Showing solidarity and a willingness for the COP21 Paris summit to pave the way for meaningful change, The World Bank Group announced it will increase climate financing to potentially USD 29 billion annually through the support of its members. This has provided a substantial boost to global efforts to help countries manage the impacts of climate change and move towards the desired low-carbon growth.
The announcement was made during the annual meetings of the World Bank Group and the International Monetary Fund in Lima, Peru in a private meeting. This meeting was attended by government ministers who came together to discuss climate financing ahead of the Paris summit.
World Bank Group President Jim Yong Kim said that 20 per cent of the Bank Groups funding is climate related, and that it could rise to 28 per cent in 2020 in response to client demand. This would represent a one-third increase in climate financing.
Through direct funding and leveraging co-financing for clime-related projects, this together could potentially amount to USD 29 billion annually.
The position of the European Parliament
Climate change is viewed in the EP as a key focus, as it builds on EU landmark legislation and urges forward-thinking climate policy.
In addition to the 20/20/20 EU targets, which seeks to cut greenhouse gas emissions by 20 per cent by the year 2020 among other measures, MEPs have turned their focus on the next level of initiatives which need to be addressed.
MEPs have adopted plans to freeze the auctioning of some CO2 permits from the European Emissions Trading System, and to create a stability reserve for the purpose of restoring the incentive effect of the scheme and encourage firms to invest in low-carbon innovation.
A press release published ahead of the Paris climate summit stated that new energy efficiency legislation will help consumers cut their energy bills and the EU as a whole to hit its climate change target of using 20 per cent less energy by 2020.
It has also been said that the EP approved mandatory energy-saving measures, such as renovating public buildings, energy-saving schemes for utilities and energy audits for large firms, could save euro;50 billion per year and create thousands of new lsquo;green jobs.
Building codes in the member states will require all new buildings to have near-zero energy consumption, and impose regular inspections of boilers and air-conditioning systems.

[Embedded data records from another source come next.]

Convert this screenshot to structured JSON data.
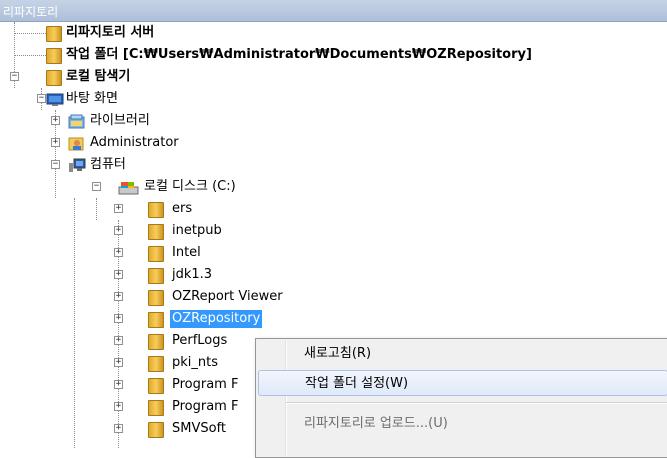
{
  "window": {
    "title": "리파지토리"
  },
  "tree": {
    "items": [
      {
        "label": "리파지토리 서버",
        "icon": "folder-icon"
      },
      {
        "label": "작업 폴더 [C:₩Users₩Administrator₩Documents₩OZRepository]",
        "icon": "folder-icon"
      },
      {
        "label": "로컬 탐색기",
        "icon": "folder-icon"
      },
      {
        "label": "바탕 화면",
        "icon": "desktop-icon"
      },
      {
        "label": "라이브러리",
        "icon": "library-icon"
      },
      {
        "label": "Administrator",
        "icon": "user-icon"
      },
      {
        "label": "컴퓨터",
        "icon": "computer-icon"
      },
      {
        "label": "로컬 디스크 (C:)",
        "icon": "drive-icon"
      },
      {
        "label": "ers",
        "icon": "folder-icon"
      },
      {
        "label": "inetpub",
        "icon": "folder-icon"
      },
      {
        "label": "Intel",
        "icon": "folder-icon"
      },
      {
        "label": "jdk1.3",
        "icon": "folder-icon"
      },
      {
        "label": "OZReport Viewer",
        "icon": "folder-icon"
      },
      {
        "label": "OZRepository",
        "icon": "folder-icon"
      },
      {
        "label": "PerfLogs",
        "icon": "folder-icon"
      },
      {
        "label": "pki_nts",
        "icon": "folder-icon"
      },
      {
        "label": "Program F",
        "icon": "folder-icon"
      },
      {
        "label": "Program F",
        "icon": "folder-icon"
      },
      {
        "label": "SMVSoft",
        "icon": "folder-icon"
      }
    ],
    "expander_plus": "+",
    "expander_minus": "−"
  },
  "context_menu": {
    "items": [
      {
        "label": "새로고침(R)"
      },
      {
        "label": "작업 폴더 설정(W)"
      },
      {
        "label": "리파지토리로 업로드...(U)"
      }
    ]
  },
  "colors": {
    "selection": "#3399ff",
    "titlebar": "#aebfd8",
    "folder": "#f6cf58"
  }
}
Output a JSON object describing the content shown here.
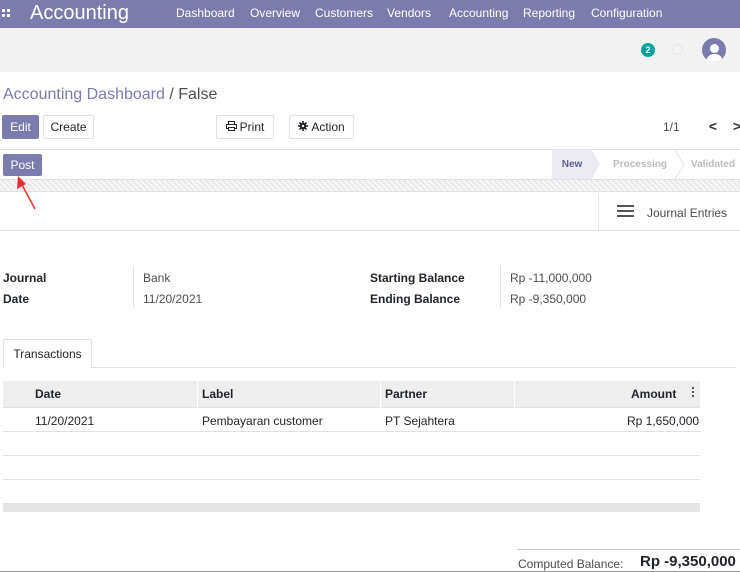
{
  "navbar": {
    "brand": "Accounting",
    "menu": [
      "Dashboard",
      "Overview",
      "Customers",
      "Vendors",
      "Accounting",
      "Reporting",
      "Configuration"
    ]
  },
  "systray": {
    "message_count": "2"
  },
  "breadcrumb": {
    "parent": "Accounting Dashboard",
    "separator": " / ",
    "current": "False"
  },
  "control": {
    "edit_label": "Edit",
    "create_label": "Create",
    "print_label": "Print",
    "action_label": "Action",
    "pager_value": "1/1",
    "pager_prev": "<",
    "pager_next": ">"
  },
  "statusbar": {
    "post_label": "Post",
    "stages": [
      "New",
      "Processing",
      "Validated"
    ],
    "active_stage": "New"
  },
  "smart_button": {
    "journal_entries_label": "Journal Entries"
  },
  "form": {
    "journal_label": "Journal",
    "journal_value": "Bank",
    "date_label": "Date",
    "date_value": "11/20/2021",
    "starting_balance_label": "Starting Balance",
    "starting_balance_value": "Rp -11,000,000",
    "ending_balance_label": "Ending Balance",
    "ending_balance_value": "Rp -9,350,000"
  },
  "tabs": {
    "transactions": "Transactions"
  },
  "table": {
    "headers": {
      "date": "Date",
      "label": "Label",
      "partner": "Partner",
      "amount": "Amount"
    },
    "rows": [
      {
        "date": "11/20/2021",
        "label": "Pembayaran customer",
        "partner": "PT Sejahtera",
        "amount": "Rp 1,650,000"
      }
    ]
  },
  "footer": {
    "computed_label": "Computed Balance:",
    "computed_value": "Rp -9,350,000"
  },
  "colors": {
    "brand": "#7c7bad",
    "badge": "#00a09d",
    "annotation": "#e8312f"
  }
}
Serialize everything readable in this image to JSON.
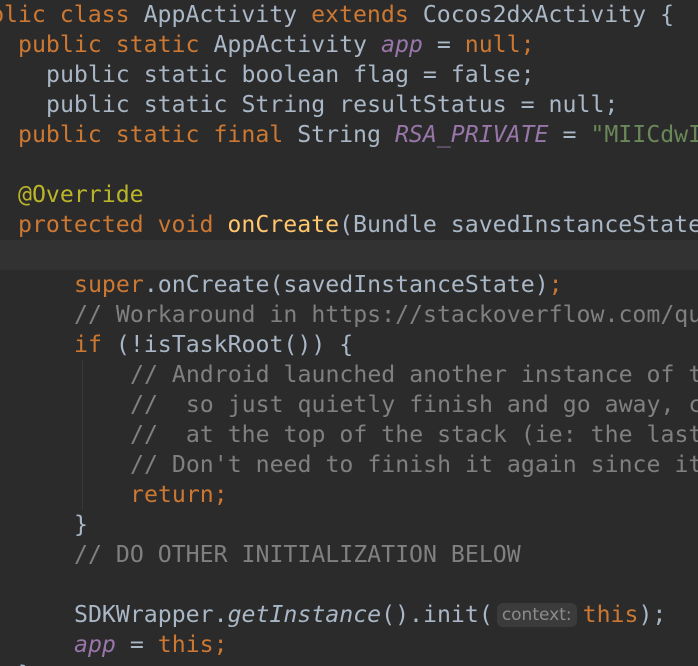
{
  "editor": {
    "colors": {
      "background": "#2b2b2b",
      "current_line": "#323232",
      "keyword": "#cc7832",
      "identifier": "#a9b7c6",
      "field": "#9876aa",
      "string": "#6a8759",
      "comment": "#808080",
      "annotation": "#bbb529",
      "method": "#ffc66d"
    },
    "lines": {
      "l0": {
        "a": "blic class ",
        "b": "AppActivity ",
        "c": "extends ",
        "d": "Cocos2dxActivity {"
      },
      "l1": {
        "a": "public static ",
        "b": "AppActivity ",
        "c": "app",
        "d": " = ",
        "e": "null",
        "f": ";"
      },
      "l2": {
        "a": "public static boolean flag = false;"
      },
      "l3": {
        "a": "public static String resultStatus = null;"
      },
      "l4": {
        "a": "public static final ",
        "b": "String ",
        "c": "RSA_PRIVATE",
        "d": " = ",
        "e": "\"MIICdwI"
      },
      "l6": {
        "a": "@Override"
      },
      "l7": {
        "a": "protected void ",
        "b": "onCreate",
        "c": "(Bundle savedInstanceState"
      },
      "l9": {
        "a": "super",
        "b": ".onCreate(savedInstanceState)",
        "c": ";"
      },
      "l10": {
        "a": "// Workaround in https://stackoverflow.com/qu"
      },
      "l11": {
        "a": "if ",
        "b": "(!isTaskRoot()) {"
      },
      "l12": {
        "a": "// Android launched another instance of t"
      },
      "l13": {
        "a": "//  so just quietly finish and go away, c"
      },
      "l14": {
        "a": "//  at the top of the stack (ie: the last"
      },
      "l15": {
        "a": "// Don't need to finish it again since it"
      },
      "l16": {
        "a": "return;"
      },
      "l17": {
        "a": "}"
      },
      "l18": {
        "a": "// DO OTHER INITIALIZATION BELOW"
      },
      "l20": {
        "a": "SDKWrapper.",
        "b": "getInstance",
        "c": "().init(",
        "hint": "context:",
        "d": "this",
        "e": ");"
      },
      "l21": {
        "a": "app",
        "b": " = ",
        "c": "this",
        "d": ";"
      },
      "l22": {
        "a": "}"
      }
    }
  }
}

Mandatory energy labelling for household appliances will help consumers to assess running costs, it said.
The role of the EU
The EU has been stepping up its efforts to become the leaders in the fight against climate change. It has been building a broad coalition of both developed and developing countries in favour of high ambition that has shaped the successful outcome of the Paris conference. Seeking to propose policy through evidence based research, the EU, through institutions such as the Joint-Research Centre has had the ability to have its proposed measures coming from cutting-edge scientific research facilities.
The EU was the first major economy to submit its intended contribution to the new agreement in March 2015, seeking to lead by example and mobilise other countries to do the same. It new goal of reducing emissions by at least 40% by 2030 is already underway, and efforts to limit the effects of climate change are continually being stepped up.
The agreement will be deposited at the UN in New York and opened for signature for one year on 22 April, 2016. The agreement will enter into force after 55 countries, which account for at least 55 per cent of global emissions, have deposited their instruments of ratification.